As a matter of fact, Macedonian judges have not broken the myth of issuing their decisions only on the basis of statutes, without invoking the provisions of international conventions as well.
There is no doubt that in the practice of the Macedonian courts there is still considerable hesitation to refer their internal operations to international legal acts. As a consequence, unless the provisions of international treaties are invoked in the practice of the courts, they will remain only theoretical fictions without any meaning and value in the real life. This means that the status that international human rights law enjoys in a specific country does not depend only on the content of its constitutional norms but also on the commitment of the judiciary to implement them in practice.
This is best verified from Latin legal maxim: Applicatio est vitae regulae iuris The application is the life of a rule. The third step that the Republic of Macedonia took was the deposition of the instruments of the ratification to the Secretary General of the Council of Europe on 10 April It is important to keep in mind the fact that the Council of Europe as the date of ratification of the Convention considers the time of the deposition of the instruments of ratification to the Secretary General of the Council of Europe Article 66, paragraph 3 of the Convention and not the date when the national legal act for the ratification entered into force.

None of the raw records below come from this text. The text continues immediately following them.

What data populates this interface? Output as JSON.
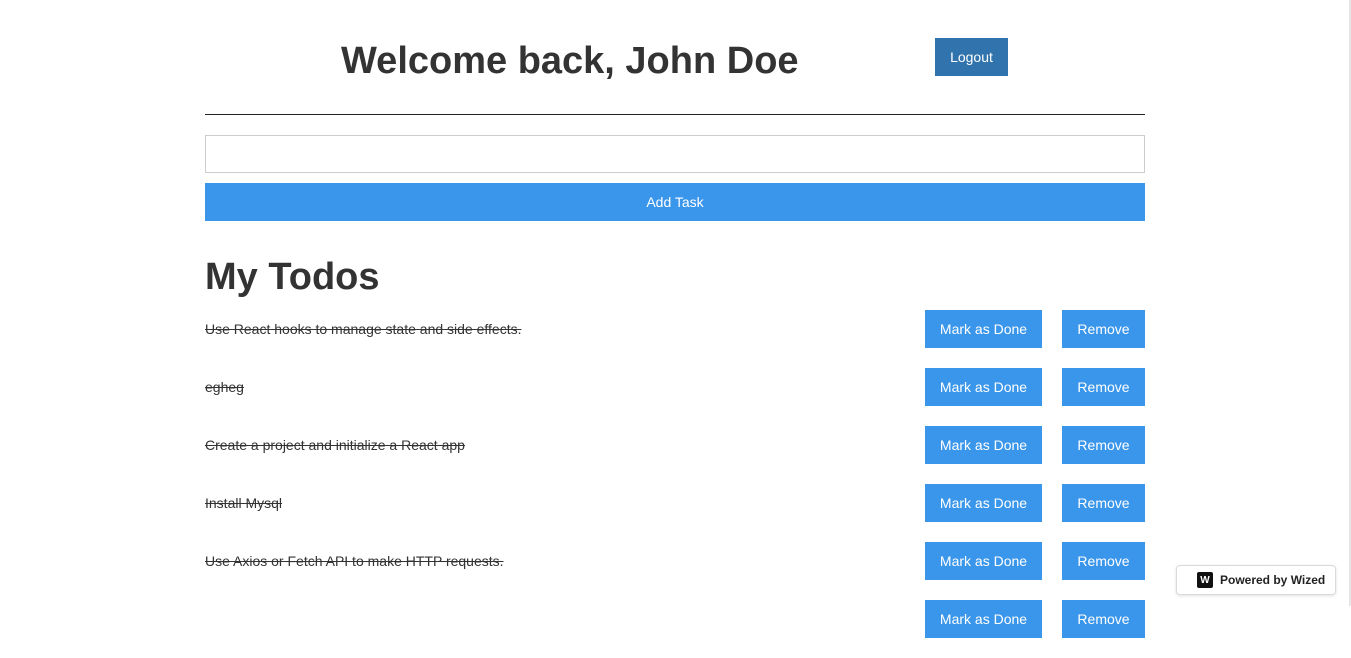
{
  "header": {
    "welcome": "Welcome back, John Doe",
    "logout_label": "Logout"
  },
  "form": {
    "task_input_value": "",
    "add_task_label": "Add Task"
  },
  "todos": {
    "title": "My Todos",
    "done_label": "Mark as Done",
    "remove_label": "Remove",
    "items": [
      {
        "text": "Use React hooks to manage state and side effects.",
        "completed": true
      },
      {
        "text": "egheg",
        "completed": true
      },
      {
        "text": "Create a project and initialize a React app",
        "completed": true
      },
      {
        "text": "Install Mysql",
        "completed": true
      },
      {
        "text": "Use Axios or Fetch API to make HTTP requests.",
        "completed": true
      }
    ]
  },
  "badge": {
    "icon": "wized-logo-icon",
    "logo_glyph": "W",
    "text": "Powered by Wized"
  },
  "colors": {
    "logout_button": "#3174ad",
    "primary_button": "#3a96ea",
    "heading_text": "#333333"
  }
}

In the hierarchical structure of the constitutional order of the Republic of Macedonia, international treaties take a specific position; they are above statutory acts, but below constitutional acts. In case of a collision between a statute and a ratified international treaty, the provisions of the international treaty have primacy over the domestic law and international treaties invalidate internal laws if they do not comply with the respective international treaties. A disadvantage of the Macedonian Constitution is that it invokes only ratified international treaties, but not international treaties that are not subject to ratification from the Assembly or international custom.
Another disadvantage of the Constitution of RM is that it does not expressly provide any competence to the Constitutional Court of the RM to review the constitutionality of laws that ratify international treaties.
Acta Universitatis Danubius. Juridica, Vol 10, No 3 (2014)
The author presents arguments against restricting the freedom of expression on the grounds of necessity or in order to respect the rights of others. Whilst Amy Shepherd does not argue that extremism legislation can never satisfy the high standards of international human rights law, she does provide a list of requirements, which need to be satisfied for domestic extremism legislation to be lawful.
- Janne E. Nijman and André Nollkaemper.
- Consensual (Club Imperial Book 1)!
- Domestic law and IHL!
- The Emperors Gambit [The Amazing Adventures of the Emperor #1];
- James: A 12-Week Study (Knowing the Bible).
- In this section.
The author argues that national judicial practice enriches the development of EU law. The author highlights the need for a regulatory regime in developing countries to complement the prohibitive regime in the major e-waste source countries. The author then examines these proposed measures in light of WTO rules and jurisprudence.
The authors argue that the ICJ has failed to foster nuclear disarmament within the international community. Aksamitowska, K. Utrecht Journal of International and European Law , 33 85 , pp. Aksamitowska K. Utrecht Journal of International and European Law.
Utrecht Journal of International and European Law , 33 85 , 1—4. Aksamitowska, Karolina. Utrecht Journal of International and European Law 33 85 : 1—4. Utrecht Journal of International and European Law 33, no.
Aksamitowska, K.. Utrecht Journal of International and European Law , vol.